In the same Houston of the Johnson Space Center is a construction of a facility that is the first and biggest of its kind. Houston was always brash in wanting the first and the biggest, but they won't be sending our children to Mars. Obama's close political ally and supporter, Planned Parenthood, aspires to represent a different vision of what America is and what it can achieve.
It's a six-story building, even closer to the heavens than the abortion palace Planned Parenthood built in Austin. Dubbed the "abortion super-center," the towering new facility will be located in a mostly minority, black and hispanic area of Houston on the Gulf Freeway.
The time since Obama's campaign has passed by in the bewildering months of Nancy Pelosi's grinning-head threats and the terrifying, 2000-page stacks of tyranny. It's easy to forget the chilling positions that the candidate Obama embraced on abortion, more radical and extreme than any other liberal in Congress. Famously voting in Chicago, more than once, to deny protection to the newly born and living; making the scoffing reference "not wanting his daughter punished with a baby," and his promises to Planned Parenthood that "the very first thing he'd do" would be to implement policies to promote as many abortions in America as possible, provide greatly increased taxpayer funding, and shut down all the legislative limitations that the individual states have passed--embodied in the Freedom of Choice Act. This new abortion facility is the fulfillment of what he promised in his speeches. He boldly goes where no pro-choicer has gone before.

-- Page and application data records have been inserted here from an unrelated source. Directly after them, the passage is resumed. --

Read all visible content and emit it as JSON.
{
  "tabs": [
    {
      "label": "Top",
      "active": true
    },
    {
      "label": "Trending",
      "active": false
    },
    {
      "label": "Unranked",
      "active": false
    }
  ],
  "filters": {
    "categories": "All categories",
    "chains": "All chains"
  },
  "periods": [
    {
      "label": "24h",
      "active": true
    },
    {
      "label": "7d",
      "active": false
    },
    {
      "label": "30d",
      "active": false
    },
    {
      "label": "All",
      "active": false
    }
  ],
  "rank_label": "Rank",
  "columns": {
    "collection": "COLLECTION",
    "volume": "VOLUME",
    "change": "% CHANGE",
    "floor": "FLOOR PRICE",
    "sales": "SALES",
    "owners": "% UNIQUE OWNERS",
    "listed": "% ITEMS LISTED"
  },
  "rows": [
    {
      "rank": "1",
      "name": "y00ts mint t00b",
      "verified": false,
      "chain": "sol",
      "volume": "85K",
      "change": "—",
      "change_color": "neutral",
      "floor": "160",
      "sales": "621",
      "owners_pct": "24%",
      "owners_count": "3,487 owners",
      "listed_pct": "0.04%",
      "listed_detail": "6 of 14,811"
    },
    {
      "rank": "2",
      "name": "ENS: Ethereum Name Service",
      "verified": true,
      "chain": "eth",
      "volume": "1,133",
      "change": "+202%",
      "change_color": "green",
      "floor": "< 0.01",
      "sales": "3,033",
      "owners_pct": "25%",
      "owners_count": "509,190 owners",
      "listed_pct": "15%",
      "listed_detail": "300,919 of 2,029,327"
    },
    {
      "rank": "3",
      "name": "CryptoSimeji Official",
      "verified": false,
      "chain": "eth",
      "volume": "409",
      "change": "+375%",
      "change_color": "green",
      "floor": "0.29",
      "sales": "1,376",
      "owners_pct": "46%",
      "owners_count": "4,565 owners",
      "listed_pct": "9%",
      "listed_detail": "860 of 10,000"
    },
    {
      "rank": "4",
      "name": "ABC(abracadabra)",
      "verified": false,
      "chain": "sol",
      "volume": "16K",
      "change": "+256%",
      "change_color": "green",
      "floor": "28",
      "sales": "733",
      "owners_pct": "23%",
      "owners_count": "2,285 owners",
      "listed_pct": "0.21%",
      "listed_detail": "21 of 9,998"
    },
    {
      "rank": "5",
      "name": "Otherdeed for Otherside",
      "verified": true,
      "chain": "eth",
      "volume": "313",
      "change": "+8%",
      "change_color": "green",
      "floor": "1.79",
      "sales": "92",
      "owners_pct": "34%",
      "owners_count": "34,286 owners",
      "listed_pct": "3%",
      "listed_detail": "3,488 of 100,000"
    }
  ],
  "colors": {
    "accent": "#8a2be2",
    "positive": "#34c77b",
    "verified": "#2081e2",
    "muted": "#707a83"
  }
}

Perhaps it should be "The Barack Obama Choice Clinic"-- but does any politician really want an abortion clinic named after them? And, why not?
NASA gets kicked to the curb like last year's shabby blue jeans (manufactured in Viet Nam), but Planned Parenthood gets a ride to the skies in Houston, Texas.